The next three articles describe adjustment methods related to one type of data issue, i.e., missing variables in environmental epidemiology. Two focus on suspected confounders; the other focuses on assessing exposure. Shin et al. describe a new method to adjust for missing suspected confounders in survival models. They use ancillary data sources to inform on the correlation between observed and missing risk factors and adjust for the relationship between the missing confounders and survival based on previously published studies. Hinojosa et al. develop small-area predictions for smoking and obesity prevalence—two important risk factors when investigating the relationship between air pollution or other environmental exposure and health outcomes—in the United States at the zip code and census tract levels. Jones et al. evaluate the performance of multiple imputation to fill in water quality values between measurements in community water systems using data from the Atrazine Monitoring Program in five Midwestern states.
The common theme across these articles is their relevance to the challenges currently faced by the environmental surveillance system in the United States. For example, the Tracking Network could be enhanced on the basis of findings from these studies, e.g., through collecting or standardizing the most needed data. State and local grantees could conduct additional linkage studies by applying similar or further improving epidemiological or statistical methods used by academic partners by utilizing additional data available within their states. These findings could help improve data collection as well as better target actions to improve public health.
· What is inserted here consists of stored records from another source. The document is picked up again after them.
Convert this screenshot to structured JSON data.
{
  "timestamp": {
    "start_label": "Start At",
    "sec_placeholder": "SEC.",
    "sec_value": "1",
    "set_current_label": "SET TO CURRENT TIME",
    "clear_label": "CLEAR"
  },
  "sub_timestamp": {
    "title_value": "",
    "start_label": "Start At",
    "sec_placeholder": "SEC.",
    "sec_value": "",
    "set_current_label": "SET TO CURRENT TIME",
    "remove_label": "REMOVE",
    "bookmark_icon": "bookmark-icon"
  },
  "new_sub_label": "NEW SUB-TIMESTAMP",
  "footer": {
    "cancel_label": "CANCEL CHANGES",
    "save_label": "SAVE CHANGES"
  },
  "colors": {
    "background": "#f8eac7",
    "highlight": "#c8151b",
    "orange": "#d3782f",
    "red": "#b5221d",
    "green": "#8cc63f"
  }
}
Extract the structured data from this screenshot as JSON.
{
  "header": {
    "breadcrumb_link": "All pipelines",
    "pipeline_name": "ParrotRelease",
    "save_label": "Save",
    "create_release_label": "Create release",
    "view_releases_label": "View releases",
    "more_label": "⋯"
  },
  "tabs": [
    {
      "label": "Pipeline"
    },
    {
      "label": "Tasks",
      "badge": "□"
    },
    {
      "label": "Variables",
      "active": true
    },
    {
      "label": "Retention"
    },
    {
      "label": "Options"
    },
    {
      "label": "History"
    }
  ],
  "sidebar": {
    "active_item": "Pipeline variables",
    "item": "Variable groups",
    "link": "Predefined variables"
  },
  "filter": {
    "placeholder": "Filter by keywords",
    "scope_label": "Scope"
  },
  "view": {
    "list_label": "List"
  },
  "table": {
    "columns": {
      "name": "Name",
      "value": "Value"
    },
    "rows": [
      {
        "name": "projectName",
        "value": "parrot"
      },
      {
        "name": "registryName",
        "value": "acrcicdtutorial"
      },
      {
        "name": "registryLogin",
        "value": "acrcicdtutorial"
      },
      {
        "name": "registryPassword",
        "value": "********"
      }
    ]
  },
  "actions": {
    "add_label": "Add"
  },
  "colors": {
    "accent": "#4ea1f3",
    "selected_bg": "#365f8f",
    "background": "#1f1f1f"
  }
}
The research articles included here underwent both editorial and formal blinded peer review. The review process was facilitated by the use of the online submission and editorial system for Environmental Research. We would like to thank the many peer reviewers of these manuscripts and the authors of all the submitted manuscripts. We also thank the Editors of Environmental Research, especially Dr. Mark Goldberg, Dr. Ellen Silbergeld and Dr. Jose L Domingo, for their guidance and help with the submission and publication of these manuscripts. We also would like to thank Tracy Tufaga, Angela Yuan, Shayna Bayard and Rhonda Jackson for their assistance during the publication process.
Disclaimer: The opinions in the editorial are those of the authors and do not necessarily represent the views of the Centers for Disease Control and Prevention.
Ying Zhou, Environmental Health Tracking Branch, Division of Environmental Hazards and Health Effects, National Center for Environmental Health, CDC, Atlanta, GA, United States.
Michael Jerrett, Department of Environmental Health Sciences, School of Public Health, University of California, Berkeley, CA, United States.